Innovation is like fire; it needs oxygen to survive and grow.
Since the explosion of semiconductors, in the late 1950s, Silicon Valley has provided a majority of the world’s innovation oxygen. Investment over five decades has resulted in its unrivaled innovation infrastructure: universities, investors, serial entrepreneurs, and the right balance of lifestyle.
But as markets shift, new centers of innovation emerge. Others crash. Detroit’s decades-long decline embodies how powerful centers of innovation fall.
An upcoming market shift brings us back to Singapore.

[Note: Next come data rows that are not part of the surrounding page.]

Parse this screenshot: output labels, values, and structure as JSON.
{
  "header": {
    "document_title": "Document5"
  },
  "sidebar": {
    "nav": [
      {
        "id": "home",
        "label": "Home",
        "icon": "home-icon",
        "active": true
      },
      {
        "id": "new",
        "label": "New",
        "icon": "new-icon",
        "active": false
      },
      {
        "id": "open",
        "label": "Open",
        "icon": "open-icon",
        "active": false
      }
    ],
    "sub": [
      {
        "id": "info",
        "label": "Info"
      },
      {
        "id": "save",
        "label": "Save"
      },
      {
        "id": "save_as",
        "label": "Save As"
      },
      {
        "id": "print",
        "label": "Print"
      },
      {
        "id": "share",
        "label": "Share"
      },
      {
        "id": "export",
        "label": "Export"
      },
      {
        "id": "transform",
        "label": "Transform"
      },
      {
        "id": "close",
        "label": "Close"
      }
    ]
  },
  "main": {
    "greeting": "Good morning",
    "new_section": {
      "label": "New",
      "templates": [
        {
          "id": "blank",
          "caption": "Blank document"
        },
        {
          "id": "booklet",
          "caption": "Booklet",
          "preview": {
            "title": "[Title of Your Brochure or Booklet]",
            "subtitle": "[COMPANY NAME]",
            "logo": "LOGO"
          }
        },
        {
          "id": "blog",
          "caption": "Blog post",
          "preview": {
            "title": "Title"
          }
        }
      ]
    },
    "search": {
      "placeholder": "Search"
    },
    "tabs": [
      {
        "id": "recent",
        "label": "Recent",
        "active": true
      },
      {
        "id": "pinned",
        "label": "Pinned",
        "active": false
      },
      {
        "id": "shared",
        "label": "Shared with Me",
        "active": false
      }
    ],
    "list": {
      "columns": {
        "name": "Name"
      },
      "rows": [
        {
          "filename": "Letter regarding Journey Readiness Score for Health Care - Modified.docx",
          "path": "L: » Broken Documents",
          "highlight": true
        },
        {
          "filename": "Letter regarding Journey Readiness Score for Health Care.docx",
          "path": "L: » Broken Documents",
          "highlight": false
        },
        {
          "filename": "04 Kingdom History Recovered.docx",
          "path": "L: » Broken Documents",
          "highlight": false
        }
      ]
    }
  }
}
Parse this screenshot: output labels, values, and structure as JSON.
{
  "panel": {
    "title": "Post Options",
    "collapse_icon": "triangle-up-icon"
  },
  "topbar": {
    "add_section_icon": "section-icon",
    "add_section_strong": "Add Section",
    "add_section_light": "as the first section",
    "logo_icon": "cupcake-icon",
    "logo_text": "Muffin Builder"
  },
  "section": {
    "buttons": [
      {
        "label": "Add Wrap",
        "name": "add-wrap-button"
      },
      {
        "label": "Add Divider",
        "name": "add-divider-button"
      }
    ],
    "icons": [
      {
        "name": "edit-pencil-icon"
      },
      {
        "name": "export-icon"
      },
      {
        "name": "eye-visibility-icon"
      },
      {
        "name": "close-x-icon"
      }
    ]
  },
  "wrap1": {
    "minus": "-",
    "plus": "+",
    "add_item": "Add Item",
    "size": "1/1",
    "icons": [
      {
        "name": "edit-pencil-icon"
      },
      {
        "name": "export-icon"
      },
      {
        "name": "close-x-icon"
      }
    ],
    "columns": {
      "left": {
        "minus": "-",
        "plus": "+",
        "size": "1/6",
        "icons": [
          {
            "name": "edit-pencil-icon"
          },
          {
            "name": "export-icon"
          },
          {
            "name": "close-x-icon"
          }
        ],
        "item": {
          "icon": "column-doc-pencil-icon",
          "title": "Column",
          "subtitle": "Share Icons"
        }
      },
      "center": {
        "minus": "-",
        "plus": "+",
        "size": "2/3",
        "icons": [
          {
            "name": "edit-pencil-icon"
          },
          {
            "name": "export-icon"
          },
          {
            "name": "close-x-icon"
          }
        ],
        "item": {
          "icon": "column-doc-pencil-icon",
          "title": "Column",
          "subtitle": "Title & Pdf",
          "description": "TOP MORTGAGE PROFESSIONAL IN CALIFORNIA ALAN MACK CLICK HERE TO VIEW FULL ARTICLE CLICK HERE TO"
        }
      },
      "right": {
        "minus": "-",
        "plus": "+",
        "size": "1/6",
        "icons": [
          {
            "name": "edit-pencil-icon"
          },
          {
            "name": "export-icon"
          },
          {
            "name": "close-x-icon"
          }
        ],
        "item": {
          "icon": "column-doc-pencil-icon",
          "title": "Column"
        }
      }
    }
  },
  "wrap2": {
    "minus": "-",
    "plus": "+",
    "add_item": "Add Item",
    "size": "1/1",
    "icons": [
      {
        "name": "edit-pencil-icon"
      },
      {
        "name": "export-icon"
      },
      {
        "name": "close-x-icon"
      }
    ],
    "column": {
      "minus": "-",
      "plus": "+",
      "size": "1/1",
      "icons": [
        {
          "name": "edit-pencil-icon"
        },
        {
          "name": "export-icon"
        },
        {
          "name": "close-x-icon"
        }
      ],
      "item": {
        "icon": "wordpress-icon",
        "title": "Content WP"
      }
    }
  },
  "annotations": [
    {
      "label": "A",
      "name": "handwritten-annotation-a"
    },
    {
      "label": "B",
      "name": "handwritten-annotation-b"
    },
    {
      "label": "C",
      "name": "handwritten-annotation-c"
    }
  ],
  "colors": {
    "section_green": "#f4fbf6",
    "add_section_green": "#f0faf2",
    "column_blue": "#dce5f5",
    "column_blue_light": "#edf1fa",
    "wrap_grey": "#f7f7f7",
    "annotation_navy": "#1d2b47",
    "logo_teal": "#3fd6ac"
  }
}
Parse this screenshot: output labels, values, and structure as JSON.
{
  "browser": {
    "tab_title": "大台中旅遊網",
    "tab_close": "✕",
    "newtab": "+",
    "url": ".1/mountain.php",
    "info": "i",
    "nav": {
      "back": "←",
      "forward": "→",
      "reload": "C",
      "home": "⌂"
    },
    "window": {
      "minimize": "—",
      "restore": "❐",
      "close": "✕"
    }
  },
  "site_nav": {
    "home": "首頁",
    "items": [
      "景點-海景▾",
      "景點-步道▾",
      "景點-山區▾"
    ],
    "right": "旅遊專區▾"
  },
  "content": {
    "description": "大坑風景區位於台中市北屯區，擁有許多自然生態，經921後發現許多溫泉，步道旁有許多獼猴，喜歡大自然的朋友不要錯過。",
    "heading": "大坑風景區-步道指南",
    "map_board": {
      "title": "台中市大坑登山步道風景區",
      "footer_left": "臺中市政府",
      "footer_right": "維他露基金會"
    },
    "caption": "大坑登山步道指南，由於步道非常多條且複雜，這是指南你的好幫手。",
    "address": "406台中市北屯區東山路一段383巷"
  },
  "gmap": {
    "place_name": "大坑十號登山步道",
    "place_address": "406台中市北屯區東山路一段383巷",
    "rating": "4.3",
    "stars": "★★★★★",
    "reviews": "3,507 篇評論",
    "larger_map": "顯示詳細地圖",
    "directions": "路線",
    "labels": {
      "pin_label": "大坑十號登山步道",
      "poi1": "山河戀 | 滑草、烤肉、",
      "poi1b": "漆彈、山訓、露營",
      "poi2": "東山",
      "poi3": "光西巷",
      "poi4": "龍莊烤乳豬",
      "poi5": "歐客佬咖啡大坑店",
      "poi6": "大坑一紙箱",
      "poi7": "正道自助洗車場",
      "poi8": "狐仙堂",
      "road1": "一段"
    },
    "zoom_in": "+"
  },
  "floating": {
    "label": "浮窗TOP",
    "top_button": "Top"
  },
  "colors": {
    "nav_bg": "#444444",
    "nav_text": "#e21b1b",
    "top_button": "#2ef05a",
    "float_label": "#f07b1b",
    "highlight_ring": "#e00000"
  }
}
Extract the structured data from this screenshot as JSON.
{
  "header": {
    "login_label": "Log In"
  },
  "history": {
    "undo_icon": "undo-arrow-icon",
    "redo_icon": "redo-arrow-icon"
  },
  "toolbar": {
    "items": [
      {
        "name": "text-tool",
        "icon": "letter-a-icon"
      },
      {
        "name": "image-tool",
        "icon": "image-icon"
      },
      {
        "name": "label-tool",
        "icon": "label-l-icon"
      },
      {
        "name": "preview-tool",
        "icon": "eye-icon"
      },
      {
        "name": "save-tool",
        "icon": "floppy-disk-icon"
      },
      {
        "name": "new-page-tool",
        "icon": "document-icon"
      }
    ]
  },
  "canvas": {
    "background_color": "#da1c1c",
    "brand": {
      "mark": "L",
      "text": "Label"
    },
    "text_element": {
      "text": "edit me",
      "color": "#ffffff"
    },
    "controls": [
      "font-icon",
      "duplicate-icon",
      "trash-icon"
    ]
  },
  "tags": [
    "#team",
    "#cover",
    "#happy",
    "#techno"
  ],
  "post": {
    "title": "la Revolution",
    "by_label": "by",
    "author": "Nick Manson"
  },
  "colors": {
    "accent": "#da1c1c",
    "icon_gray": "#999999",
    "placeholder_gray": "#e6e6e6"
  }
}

Technologists compare artificial intelligence (AI) today to the birth of the internet. If forecasts are accurate, AI will revolutionize industries, mobilize a movement of entrepreneurs and startups, and produce trillions of dollars of wealth.
Although it may have a starting advantage, Silicon Valley is not pre-ordained as the AI leader. Indeed, from NYC to Shanghai, cities are in a global competition to attract and retain talent, localize high-growth companies, and create an educational farm system for the AI industry.
Singapore is spending billions to build a city-wide, public-private platform for AI. The question will be can Singapore, like Silicon Valley fifty years ago, keep the power players close to home.